Data under study -
Segment Open

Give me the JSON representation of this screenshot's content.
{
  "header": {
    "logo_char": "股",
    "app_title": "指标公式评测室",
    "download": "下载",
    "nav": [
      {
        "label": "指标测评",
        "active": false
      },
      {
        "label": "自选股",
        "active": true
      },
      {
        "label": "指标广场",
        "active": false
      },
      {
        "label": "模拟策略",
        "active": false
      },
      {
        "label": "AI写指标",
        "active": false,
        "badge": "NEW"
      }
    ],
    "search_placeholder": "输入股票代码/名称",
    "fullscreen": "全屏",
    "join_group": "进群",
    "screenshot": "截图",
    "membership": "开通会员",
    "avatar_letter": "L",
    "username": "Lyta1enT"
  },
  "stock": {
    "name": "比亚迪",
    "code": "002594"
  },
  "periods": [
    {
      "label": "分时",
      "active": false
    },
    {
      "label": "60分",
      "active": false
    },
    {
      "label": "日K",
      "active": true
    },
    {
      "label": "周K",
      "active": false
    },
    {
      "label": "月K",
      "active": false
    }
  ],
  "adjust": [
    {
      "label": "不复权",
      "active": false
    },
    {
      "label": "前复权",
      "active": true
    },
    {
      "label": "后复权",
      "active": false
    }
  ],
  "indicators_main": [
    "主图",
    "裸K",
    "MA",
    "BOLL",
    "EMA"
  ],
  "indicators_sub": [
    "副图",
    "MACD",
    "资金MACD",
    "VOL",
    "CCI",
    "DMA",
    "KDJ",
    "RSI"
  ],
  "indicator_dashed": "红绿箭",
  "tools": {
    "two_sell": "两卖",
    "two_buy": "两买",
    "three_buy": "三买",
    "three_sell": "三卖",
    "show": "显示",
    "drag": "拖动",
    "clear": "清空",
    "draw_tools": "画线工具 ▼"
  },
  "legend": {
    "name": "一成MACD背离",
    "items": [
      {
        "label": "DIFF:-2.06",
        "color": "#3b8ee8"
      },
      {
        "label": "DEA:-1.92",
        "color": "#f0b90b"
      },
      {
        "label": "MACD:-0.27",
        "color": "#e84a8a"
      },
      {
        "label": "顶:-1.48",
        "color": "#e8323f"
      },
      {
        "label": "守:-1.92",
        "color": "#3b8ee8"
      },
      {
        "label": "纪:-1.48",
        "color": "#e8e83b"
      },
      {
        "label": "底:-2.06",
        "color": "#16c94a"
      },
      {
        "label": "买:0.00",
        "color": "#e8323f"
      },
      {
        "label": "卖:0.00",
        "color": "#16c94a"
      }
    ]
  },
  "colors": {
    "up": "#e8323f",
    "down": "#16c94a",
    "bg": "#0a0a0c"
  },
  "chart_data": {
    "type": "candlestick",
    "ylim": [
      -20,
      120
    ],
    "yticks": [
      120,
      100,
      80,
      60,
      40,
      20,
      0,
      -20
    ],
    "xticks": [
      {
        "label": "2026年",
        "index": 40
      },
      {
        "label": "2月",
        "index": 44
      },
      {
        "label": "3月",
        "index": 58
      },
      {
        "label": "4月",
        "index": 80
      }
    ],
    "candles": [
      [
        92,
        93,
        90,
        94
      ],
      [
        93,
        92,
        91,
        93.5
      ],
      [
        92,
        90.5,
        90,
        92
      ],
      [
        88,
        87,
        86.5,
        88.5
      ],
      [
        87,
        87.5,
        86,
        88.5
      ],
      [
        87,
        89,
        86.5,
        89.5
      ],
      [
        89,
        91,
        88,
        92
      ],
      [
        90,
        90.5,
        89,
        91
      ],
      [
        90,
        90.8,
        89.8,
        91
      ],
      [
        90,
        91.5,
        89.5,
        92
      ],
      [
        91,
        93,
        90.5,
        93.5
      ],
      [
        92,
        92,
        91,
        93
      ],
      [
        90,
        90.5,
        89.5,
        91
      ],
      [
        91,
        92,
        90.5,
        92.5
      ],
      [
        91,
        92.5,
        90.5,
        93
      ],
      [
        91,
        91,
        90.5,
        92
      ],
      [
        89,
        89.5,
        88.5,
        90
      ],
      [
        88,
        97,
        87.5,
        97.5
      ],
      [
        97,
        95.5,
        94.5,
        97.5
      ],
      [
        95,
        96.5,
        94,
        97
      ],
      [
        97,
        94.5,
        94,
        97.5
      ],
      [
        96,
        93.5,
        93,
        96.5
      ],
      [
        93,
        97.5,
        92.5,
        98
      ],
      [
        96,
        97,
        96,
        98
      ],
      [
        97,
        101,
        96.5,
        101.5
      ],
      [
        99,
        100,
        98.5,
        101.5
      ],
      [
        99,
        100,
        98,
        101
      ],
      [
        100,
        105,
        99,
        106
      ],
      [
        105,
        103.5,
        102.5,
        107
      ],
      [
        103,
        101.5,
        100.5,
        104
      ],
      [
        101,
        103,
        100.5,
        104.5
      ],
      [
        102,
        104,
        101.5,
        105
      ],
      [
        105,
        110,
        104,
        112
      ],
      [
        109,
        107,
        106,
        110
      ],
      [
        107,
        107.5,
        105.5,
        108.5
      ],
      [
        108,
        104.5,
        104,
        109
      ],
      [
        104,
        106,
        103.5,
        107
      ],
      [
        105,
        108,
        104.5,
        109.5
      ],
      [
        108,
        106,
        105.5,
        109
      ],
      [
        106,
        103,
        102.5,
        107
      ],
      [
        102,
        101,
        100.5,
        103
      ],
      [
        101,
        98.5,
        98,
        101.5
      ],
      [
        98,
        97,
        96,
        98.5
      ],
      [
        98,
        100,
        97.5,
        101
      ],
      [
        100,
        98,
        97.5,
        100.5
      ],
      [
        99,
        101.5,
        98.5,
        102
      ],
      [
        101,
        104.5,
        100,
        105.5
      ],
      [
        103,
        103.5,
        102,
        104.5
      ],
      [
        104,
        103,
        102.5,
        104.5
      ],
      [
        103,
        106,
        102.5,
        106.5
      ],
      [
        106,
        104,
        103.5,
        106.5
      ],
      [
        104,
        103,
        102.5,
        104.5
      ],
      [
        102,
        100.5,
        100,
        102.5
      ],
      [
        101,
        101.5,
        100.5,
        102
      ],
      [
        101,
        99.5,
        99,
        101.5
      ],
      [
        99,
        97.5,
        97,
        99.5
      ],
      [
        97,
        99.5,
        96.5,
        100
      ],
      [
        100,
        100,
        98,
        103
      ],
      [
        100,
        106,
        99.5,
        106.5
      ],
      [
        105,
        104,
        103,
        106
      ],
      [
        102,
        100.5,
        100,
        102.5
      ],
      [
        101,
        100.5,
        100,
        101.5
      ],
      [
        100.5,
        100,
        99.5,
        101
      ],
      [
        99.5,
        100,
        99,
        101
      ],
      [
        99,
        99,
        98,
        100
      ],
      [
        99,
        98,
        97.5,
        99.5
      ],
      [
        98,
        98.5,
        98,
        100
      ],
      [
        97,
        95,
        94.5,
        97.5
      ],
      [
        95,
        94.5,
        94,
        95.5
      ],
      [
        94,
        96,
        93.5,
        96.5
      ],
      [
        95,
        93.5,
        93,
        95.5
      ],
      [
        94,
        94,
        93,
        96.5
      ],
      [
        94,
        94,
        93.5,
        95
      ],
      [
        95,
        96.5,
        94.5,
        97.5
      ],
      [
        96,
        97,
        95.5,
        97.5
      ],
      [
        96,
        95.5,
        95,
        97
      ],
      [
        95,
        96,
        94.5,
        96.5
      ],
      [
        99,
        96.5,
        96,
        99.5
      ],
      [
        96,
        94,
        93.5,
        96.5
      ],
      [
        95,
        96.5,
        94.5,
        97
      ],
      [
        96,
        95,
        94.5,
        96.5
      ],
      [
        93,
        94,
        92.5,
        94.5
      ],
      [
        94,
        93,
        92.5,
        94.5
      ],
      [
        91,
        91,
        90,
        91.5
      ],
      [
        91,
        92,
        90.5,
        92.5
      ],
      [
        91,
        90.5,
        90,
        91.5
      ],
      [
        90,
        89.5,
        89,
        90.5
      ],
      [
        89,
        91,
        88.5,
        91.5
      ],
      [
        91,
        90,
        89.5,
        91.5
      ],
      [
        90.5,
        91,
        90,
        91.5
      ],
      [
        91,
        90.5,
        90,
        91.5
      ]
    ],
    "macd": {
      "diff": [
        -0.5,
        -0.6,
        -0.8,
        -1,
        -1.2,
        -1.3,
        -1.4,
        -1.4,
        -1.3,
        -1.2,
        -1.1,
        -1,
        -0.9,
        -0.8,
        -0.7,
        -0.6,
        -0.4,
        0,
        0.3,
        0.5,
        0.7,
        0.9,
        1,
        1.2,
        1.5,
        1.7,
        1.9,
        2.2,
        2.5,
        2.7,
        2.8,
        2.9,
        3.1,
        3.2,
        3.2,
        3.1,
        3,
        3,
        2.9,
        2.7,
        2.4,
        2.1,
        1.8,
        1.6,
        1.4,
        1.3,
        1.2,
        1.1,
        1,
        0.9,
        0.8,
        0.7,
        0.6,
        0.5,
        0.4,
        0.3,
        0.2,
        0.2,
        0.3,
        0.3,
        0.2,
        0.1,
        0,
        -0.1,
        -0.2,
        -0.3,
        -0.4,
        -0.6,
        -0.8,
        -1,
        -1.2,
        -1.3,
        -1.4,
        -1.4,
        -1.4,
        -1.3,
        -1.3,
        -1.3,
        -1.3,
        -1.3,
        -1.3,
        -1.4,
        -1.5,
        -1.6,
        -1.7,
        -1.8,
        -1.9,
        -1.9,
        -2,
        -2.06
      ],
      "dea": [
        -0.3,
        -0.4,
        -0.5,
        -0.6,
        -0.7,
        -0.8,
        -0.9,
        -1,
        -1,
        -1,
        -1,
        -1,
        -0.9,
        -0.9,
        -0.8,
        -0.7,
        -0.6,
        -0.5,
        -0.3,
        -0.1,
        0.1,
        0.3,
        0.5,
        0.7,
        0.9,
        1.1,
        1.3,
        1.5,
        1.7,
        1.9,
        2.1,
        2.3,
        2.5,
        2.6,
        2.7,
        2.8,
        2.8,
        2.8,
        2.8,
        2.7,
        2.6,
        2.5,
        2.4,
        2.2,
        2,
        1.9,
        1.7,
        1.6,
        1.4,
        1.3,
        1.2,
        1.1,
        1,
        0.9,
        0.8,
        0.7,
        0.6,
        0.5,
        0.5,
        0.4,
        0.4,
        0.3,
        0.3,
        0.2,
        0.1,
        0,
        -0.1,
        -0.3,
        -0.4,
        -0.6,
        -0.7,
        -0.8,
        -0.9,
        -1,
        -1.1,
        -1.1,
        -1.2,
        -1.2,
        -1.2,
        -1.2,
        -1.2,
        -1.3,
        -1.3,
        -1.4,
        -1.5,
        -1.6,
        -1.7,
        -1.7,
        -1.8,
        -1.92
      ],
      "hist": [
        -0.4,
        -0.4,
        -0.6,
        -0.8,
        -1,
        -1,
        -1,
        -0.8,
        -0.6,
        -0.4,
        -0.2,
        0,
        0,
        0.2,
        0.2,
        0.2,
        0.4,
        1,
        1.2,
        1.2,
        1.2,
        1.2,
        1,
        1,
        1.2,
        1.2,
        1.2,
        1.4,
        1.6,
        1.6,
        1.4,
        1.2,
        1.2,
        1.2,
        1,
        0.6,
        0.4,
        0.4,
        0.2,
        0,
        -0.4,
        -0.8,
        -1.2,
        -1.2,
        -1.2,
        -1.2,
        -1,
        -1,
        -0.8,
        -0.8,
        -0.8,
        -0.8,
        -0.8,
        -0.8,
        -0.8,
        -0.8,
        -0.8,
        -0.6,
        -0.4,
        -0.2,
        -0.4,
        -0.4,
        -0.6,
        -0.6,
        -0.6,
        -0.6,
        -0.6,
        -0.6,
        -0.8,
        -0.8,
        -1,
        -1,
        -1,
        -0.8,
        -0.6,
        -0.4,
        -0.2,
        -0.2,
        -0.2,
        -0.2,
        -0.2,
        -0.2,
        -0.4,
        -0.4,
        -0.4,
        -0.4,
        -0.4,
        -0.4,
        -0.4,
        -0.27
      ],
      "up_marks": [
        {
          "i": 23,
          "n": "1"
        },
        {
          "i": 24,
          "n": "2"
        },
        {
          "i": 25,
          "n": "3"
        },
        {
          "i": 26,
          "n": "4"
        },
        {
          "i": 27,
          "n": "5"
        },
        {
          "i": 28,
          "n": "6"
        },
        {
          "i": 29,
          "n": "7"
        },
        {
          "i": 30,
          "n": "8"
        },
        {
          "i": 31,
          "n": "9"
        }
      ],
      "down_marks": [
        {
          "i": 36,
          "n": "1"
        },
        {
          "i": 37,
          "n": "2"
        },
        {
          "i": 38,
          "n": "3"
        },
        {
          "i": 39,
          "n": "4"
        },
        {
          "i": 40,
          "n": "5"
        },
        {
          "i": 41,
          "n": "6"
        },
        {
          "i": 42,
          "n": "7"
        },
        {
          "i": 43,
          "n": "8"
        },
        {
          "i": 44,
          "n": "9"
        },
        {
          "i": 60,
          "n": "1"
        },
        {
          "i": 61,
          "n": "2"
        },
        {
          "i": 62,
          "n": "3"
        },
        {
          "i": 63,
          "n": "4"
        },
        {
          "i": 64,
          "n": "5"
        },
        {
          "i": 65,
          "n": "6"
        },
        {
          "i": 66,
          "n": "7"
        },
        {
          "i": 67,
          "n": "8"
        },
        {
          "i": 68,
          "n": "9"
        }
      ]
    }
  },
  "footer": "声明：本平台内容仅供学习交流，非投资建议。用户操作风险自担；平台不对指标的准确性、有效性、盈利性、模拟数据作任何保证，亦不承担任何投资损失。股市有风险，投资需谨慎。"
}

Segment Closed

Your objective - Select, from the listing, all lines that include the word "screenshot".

Response to the exercise -
Give me the JSON representation of this screenshot's content.
    "screenshot": "截图",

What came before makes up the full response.